Of Immigrants and Citizenships and Rights...

Datuk Seri Ong Ka Chuan, the secretary-general of MCA (Malaysian Chinese Association) said that 300,000 Chinese or 20% of the population died protecting Malaysia in the past. They died while defending the then Malaya from the Japanese who invaded Malaya in the 1940s. These Chinese had joined the Anti-Japanese Army to fight the Japanese after the British Colonists who were the rulers then, purportedly fled the country. As a result of this sacrifice, the Chinese thus earned their citizenship in Malaysia. The politician had said the citizenhship had been exchanged with courage, blood, sweat and tears for the country after opening the Perak Wanita MCA convention and this was actually in response to remarks made by an Umno division head in Bukit Bendera, Penang, Datuk Ahmad Ismail who said that Chinese in Malaysia are an immigrant race who do not deserve any rights.
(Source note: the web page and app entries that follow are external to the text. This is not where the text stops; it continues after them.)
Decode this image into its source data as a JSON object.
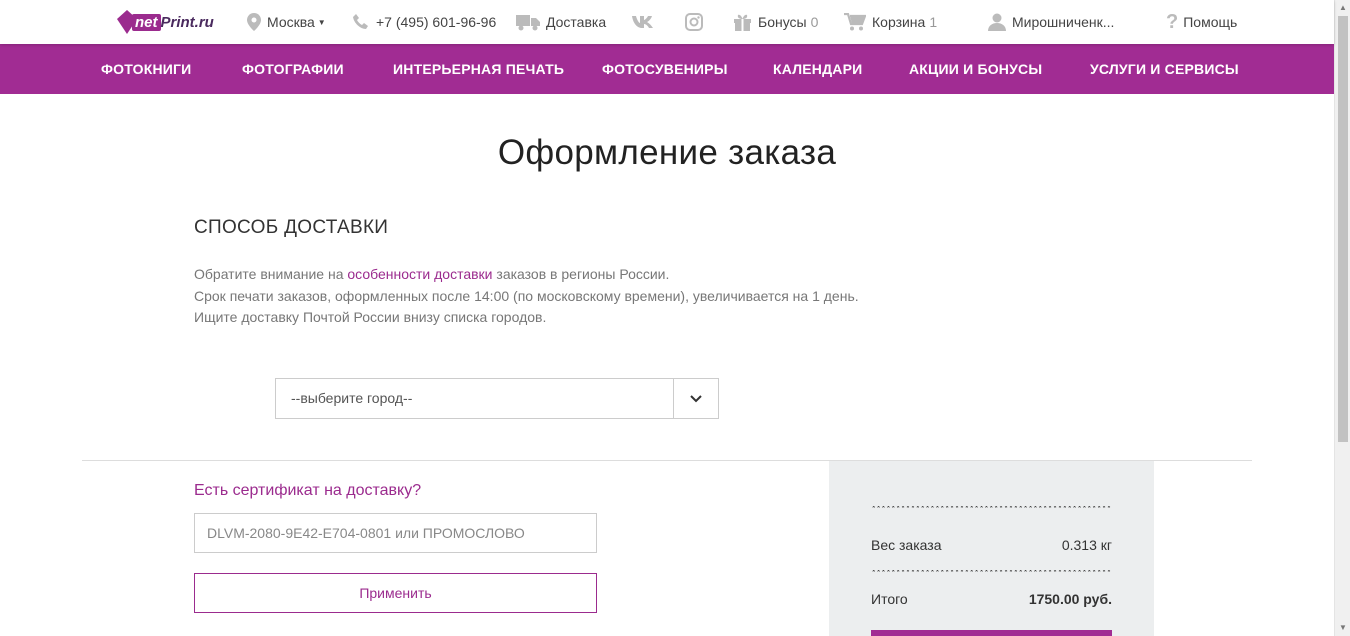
{
  "logo": {
    "net": "net",
    "rest": "Print.ru"
  },
  "topbar": {
    "city": "Москва",
    "phone": "+7 (495) 601-96-96",
    "delivery": "Доставка",
    "bonus_label": "Бонусы",
    "bonus_count": "0",
    "cart_label": "Корзина",
    "cart_count": "1",
    "user": "Мирошниченк...",
    "help": "Помощь"
  },
  "nav": {
    "items": [
      "ФОТОКНИГИ",
      "ФОТОГРАФИИ",
      "ИНТЕРЬЕРНАЯ ПЕЧАТЬ",
      "ФОТОСУВЕНИРЫ",
      "КАЛЕНДАРИ",
      "АКЦИИ И БОНУСЫ",
      "УСЛУГИ И СЕРВИСЫ"
    ]
  },
  "page": {
    "title": "Оформление заказа",
    "section_title": "СПОСОБ ДОСТАВКИ",
    "notice_1_pre": "Обратите внимание на ",
    "notice_1_link": "особенности доставки",
    "notice_1_post": " заказов в регионы России.",
    "notice_2": "Срок печати заказов, оформленных после 14:00 (по московскому времени), увеличивается на 1 день.",
    "notice_3": "Ищите доставку Почтой России внизу списка городов."
  },
  "city_select": {
    "value": "--выберите город--"
  },
  "certificate": {
    "title": "Есть сертификат на доставку?",
    "placeholder": "DLVM-2080-9E42-E704-0801 или ПРОМОСЛОВО",
    "apply_label": "Применить"
  },
  "summary": {
    "separator": "******************************************************************",
    "weight_label": "Вес заказа",
    "weight_value": "0.313 кг",
    "total_label": "Итого",
    "total_value": "1750.00 руб."
  },
  "colors": {
    "brand": "#a12c93",
    "link": "#9b2b8e"
  }
}
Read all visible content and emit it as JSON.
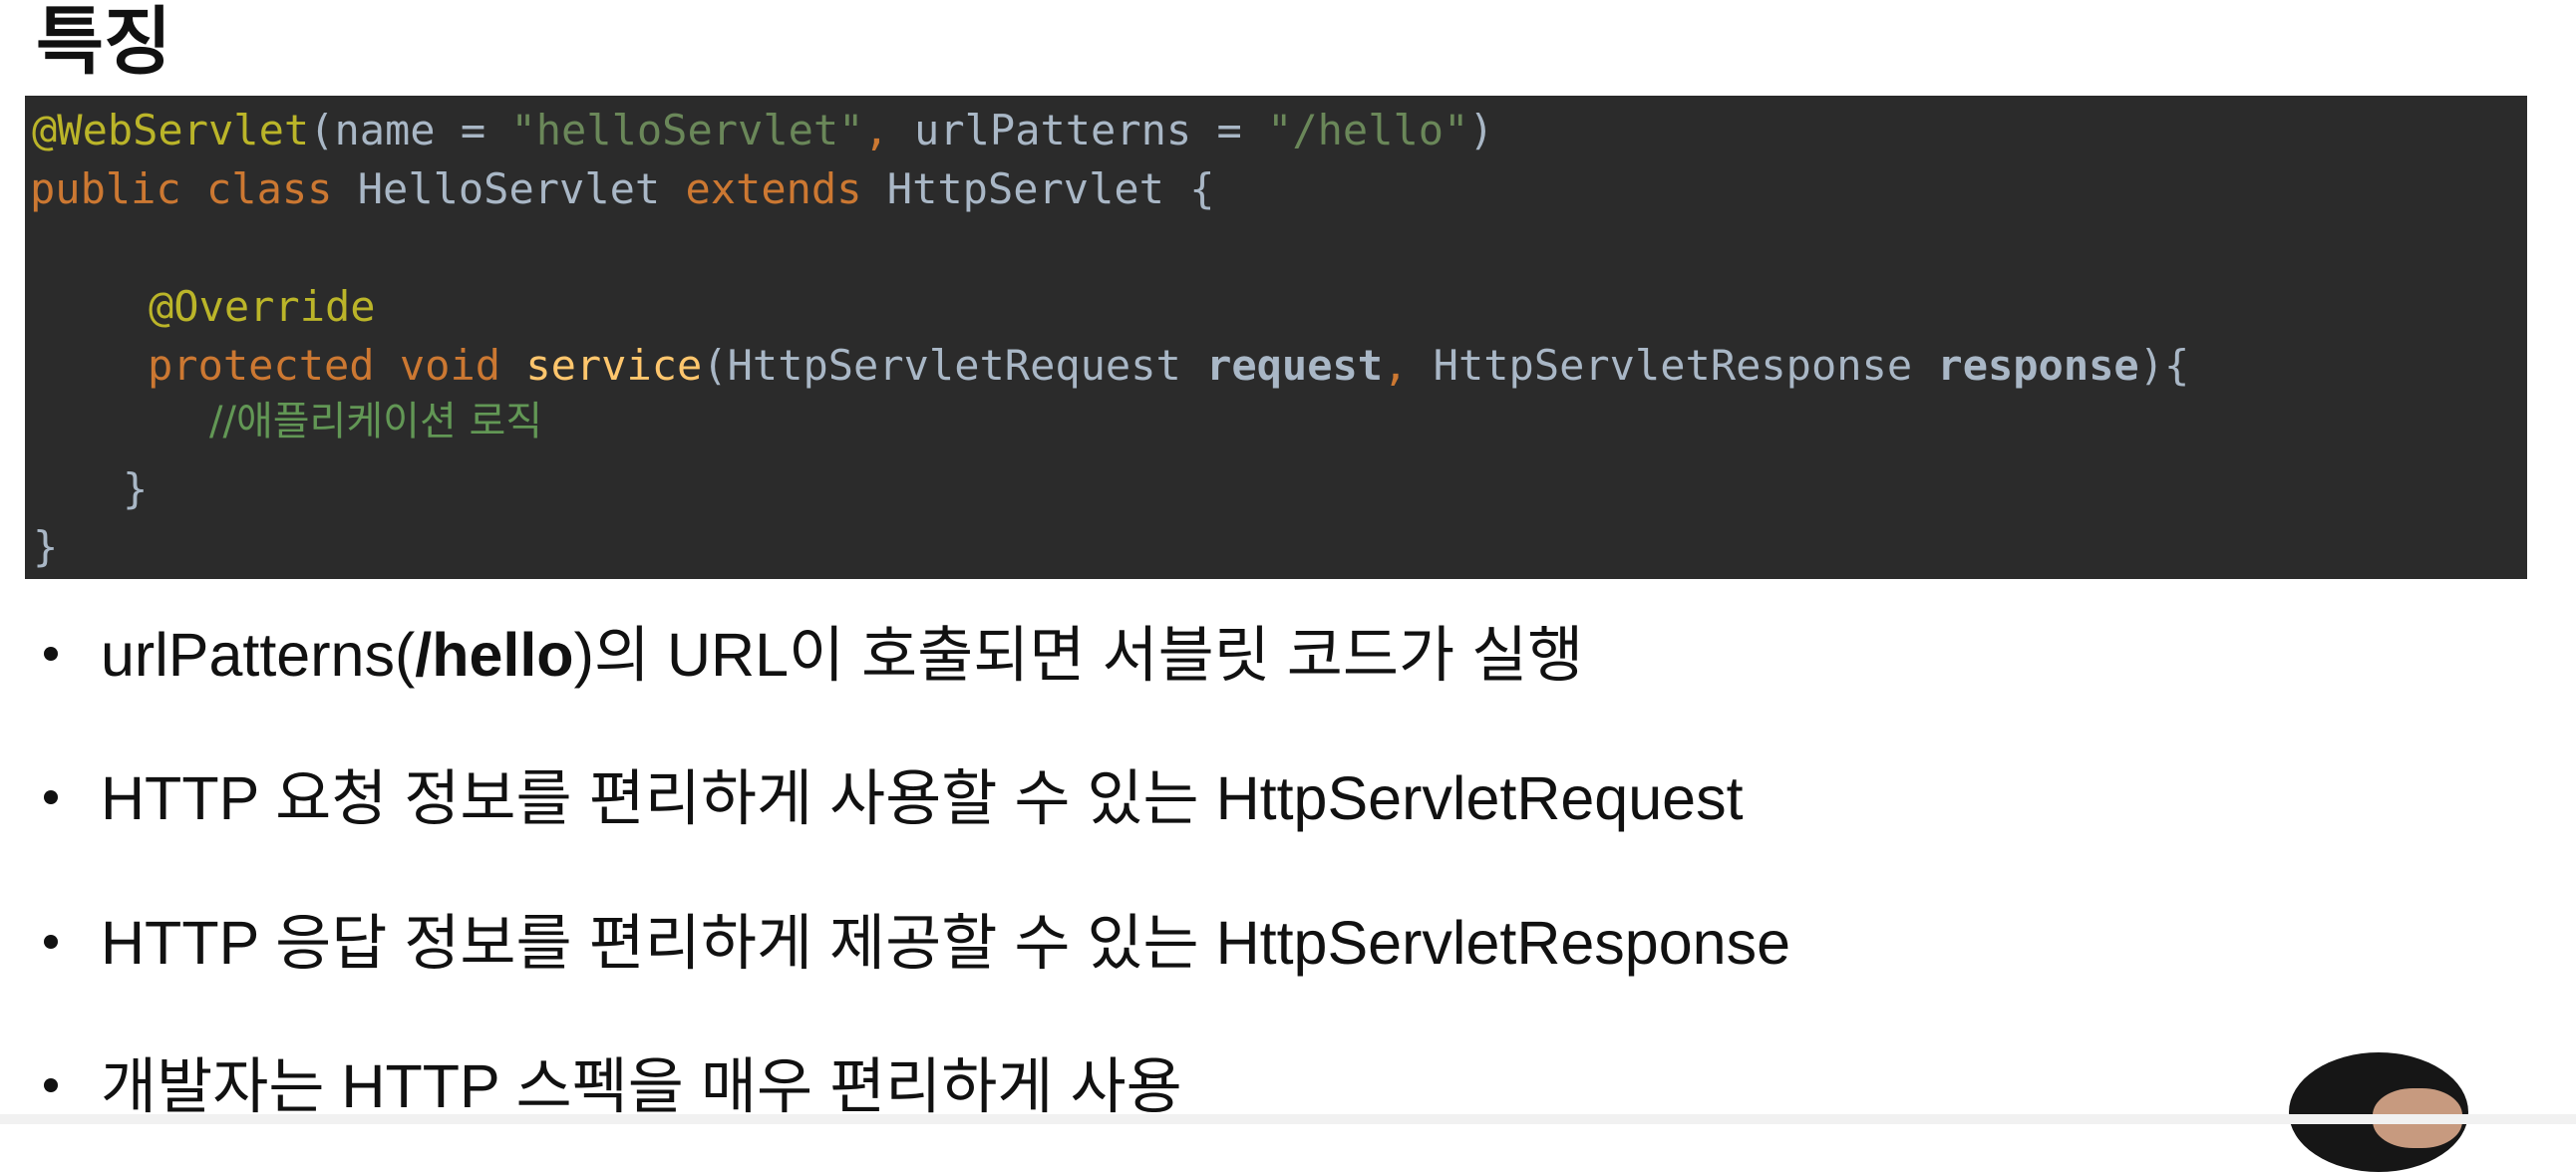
{
  "slide": {
    "title": "특징"
  },
  "code": {
    "line1": {
      "annotation": "@WebServlet",
      "open_paren": "(name = ",
      "name_value": "\"helloServlet\"",
      "comma": ", ",
      "url_key": "urlPatterns = ",
      "url_value": "\"/hello\"",
      "close_paren": ")"
    },
    "line2": {
      "public": "public",
      "class": "class",
      "class_name": "HelloServlet",
      "extends": "extends",
      "parent": "HttpServlet",
      "brace": "{"
    },
    "line3": {
      "annotation": "@Override"
    },
    "line4": {
      "protected": "protected",
      "void": "void",
      "method": "service",
      "open": "(HttpServletRequest ",
      "param1": "request",
      "comma": ", ",
      "type2": "HttpServletResponse ",
      "param2": "response",
      "close": "){"
    },
    "line5": {
      "comment": "//애플리케이션 로직"
    },
    "line6": {
      "brace": "}"
    },
    "line7": {
      "brace": "}"
    }
  },
  "bullets": [
    {
      "before": "urlPatterns(",
      "bold": "/hello",
      "after": ")의 URL이 호출되면 서블릿 코드가 실행"
    },
    {
      "text": "HTTP 요청 정보를 편리하게 사용할 수 있는 HttpServletRequest"
    },
    {
      "text": "HTTP 응답 정보를 편리하게 제공할 수 있는 HttpServletResponse"
    },
    {
      "text": "개발자는 HTTP 스펙을 매우 편리하게 사용"
    }
  ],
  "colors": {
    "code_background": "#2b2b2b",
    "keyword": "#cc7832",
    "annotation": "#bbb529",
    "string": "#6a8759",
    "method": "#ffc66d",
    "default_code": "#a9b7c6",
    "comment": "#629755"
  }
}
Datuk Seri Ong Ka Chuan was really an eyeopener for many people like me who do not know much of the local history especially those about the Chinese contribution to their adopted land. I don't remember reading about things like this in the history books or in magazines and many young Chinese, having been born and bred here must have never thought of themselves as immigrants. That could probably be why many of them were disappointed when Lee Chong Wei, the Malaysian Shuttler, won only a Silver for Badminton in the recent Olympic Games in Beijing, losing the Gold to China's Lin Dan. Knowing History and our roots perhaps, is important and most probably too, have been neglected but enough said... Negative remarks by unknown or little known leaders that stand to create havoc shouldn't be dwelled on... just enjoy this performance by Lee Chong Wei and Lin Dan in the 2008 Thomas Cup Tournament from YouTube...



Comments

Liudmila said…
I say it always: motherland is where you are lived as kid and teen. Do not matter if somebody likes it or not.
footiam said…
That's the logical way to think but not everyone practises logical thinking.
Liudmila said…
For me it's my life experience. I passed these years in Lithuania and because I'm russian, this country do not recognize me as a human being. But it's not important for me while I live in an other country and don't know about inter-national hate (governatively created)
footiam said…
It's more important that we value ourselves.

Popular posts from this blog

A Singer and a Gentleman

Old Taiwanese Romantic Movies

Genetically Chinese